= GOAL OF THE EXERCISE =
Filter out all lines without the word "gachon" from the data below, please, and copy the rest.
* * * * * * *
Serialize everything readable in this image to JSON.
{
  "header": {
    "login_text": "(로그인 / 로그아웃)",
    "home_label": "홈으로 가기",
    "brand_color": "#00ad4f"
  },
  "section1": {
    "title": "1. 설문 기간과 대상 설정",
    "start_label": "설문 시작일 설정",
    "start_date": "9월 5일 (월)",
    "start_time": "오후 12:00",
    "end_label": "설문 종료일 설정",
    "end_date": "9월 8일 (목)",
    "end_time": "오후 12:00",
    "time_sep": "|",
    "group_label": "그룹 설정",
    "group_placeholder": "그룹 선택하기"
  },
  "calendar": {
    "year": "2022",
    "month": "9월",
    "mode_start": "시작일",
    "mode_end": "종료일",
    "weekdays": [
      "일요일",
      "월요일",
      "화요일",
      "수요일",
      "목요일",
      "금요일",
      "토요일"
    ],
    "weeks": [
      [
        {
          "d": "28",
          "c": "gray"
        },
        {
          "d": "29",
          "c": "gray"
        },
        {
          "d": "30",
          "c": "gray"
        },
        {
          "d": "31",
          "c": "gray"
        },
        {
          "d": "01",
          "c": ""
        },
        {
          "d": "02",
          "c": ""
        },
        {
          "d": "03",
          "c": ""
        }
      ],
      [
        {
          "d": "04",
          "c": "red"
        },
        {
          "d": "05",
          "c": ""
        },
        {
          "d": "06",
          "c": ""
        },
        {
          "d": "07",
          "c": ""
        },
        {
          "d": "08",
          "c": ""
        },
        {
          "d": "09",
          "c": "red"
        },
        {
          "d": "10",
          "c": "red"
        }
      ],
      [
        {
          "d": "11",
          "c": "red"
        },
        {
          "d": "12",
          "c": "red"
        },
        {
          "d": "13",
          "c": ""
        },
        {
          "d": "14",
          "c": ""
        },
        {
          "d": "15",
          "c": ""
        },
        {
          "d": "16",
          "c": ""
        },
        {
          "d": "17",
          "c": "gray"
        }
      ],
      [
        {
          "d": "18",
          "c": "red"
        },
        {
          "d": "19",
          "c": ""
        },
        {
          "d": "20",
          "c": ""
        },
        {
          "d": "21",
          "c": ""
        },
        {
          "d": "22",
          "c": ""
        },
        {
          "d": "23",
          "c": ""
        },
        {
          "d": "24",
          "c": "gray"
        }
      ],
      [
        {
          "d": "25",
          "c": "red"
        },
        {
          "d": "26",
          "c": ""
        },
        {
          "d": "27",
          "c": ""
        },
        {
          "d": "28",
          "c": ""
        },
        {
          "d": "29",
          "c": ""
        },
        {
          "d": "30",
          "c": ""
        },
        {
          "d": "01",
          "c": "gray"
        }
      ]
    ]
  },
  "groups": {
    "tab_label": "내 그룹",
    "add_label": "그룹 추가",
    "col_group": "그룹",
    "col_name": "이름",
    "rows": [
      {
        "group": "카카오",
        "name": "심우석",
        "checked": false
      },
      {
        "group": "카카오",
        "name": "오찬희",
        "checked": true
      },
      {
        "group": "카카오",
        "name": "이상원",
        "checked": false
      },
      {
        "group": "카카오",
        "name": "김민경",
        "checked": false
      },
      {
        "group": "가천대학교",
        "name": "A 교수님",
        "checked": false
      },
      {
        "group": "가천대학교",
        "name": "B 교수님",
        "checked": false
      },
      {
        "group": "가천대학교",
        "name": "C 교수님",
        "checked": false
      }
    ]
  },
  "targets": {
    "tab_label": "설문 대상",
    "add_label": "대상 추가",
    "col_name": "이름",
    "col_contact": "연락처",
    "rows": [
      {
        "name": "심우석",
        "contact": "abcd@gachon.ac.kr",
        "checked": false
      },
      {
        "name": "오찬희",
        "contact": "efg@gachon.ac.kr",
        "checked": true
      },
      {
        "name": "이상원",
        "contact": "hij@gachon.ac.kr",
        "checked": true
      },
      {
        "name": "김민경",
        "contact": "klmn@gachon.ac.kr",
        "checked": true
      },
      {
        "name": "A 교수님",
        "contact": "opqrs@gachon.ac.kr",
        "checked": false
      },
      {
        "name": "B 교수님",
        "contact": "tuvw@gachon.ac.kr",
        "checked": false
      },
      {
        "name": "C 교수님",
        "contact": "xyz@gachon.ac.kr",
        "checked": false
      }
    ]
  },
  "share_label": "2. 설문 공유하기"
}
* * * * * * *
= WRITTEN RESPONSE =
        "contact": "abcd@gachon.ac.kr",
        "contact": "efg@gachon.ac.kr",
        "contact": "hij@gachon.ac.kr",
        "contact": "klmn@gachon.ac.kr",
        "contact": "opqrs@gachon.ac.kr",
        "contact": "tuvw@gachon.ac.kr",
        "contact": "xyz@gachon.ac.kr",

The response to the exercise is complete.